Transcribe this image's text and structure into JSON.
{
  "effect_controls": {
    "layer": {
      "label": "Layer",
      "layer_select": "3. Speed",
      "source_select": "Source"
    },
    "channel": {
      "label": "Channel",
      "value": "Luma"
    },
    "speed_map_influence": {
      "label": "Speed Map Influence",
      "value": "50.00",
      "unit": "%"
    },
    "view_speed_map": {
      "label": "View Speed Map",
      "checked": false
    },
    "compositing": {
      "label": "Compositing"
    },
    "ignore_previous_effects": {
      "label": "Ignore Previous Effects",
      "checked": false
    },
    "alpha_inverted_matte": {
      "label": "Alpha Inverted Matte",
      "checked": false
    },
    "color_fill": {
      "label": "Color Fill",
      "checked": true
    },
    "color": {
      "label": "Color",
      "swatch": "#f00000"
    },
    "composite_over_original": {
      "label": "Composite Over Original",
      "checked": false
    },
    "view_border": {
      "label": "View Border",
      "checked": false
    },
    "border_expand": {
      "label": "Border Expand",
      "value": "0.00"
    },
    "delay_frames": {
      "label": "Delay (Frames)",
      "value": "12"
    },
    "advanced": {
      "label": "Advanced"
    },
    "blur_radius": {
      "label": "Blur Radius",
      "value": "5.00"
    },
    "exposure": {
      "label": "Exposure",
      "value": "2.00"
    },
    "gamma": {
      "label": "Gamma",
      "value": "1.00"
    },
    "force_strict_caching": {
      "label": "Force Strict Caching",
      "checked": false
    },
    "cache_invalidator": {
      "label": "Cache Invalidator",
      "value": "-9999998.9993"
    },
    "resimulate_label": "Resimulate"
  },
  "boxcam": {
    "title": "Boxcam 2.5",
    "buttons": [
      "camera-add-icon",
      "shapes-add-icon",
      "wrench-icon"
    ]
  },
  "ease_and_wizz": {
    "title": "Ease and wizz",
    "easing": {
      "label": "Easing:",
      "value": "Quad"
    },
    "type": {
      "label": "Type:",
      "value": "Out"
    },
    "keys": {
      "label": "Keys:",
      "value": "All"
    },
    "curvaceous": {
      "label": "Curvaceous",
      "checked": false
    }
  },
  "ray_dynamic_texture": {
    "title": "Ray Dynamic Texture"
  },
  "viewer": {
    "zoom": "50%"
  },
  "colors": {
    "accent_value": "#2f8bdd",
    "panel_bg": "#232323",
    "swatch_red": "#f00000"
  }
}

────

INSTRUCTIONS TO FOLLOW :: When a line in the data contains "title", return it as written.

ANSWER ::
    "title": "Boxcam 2.5",
    "title": "Ease and wizz",
    "title": "Ray Dynamic Texture"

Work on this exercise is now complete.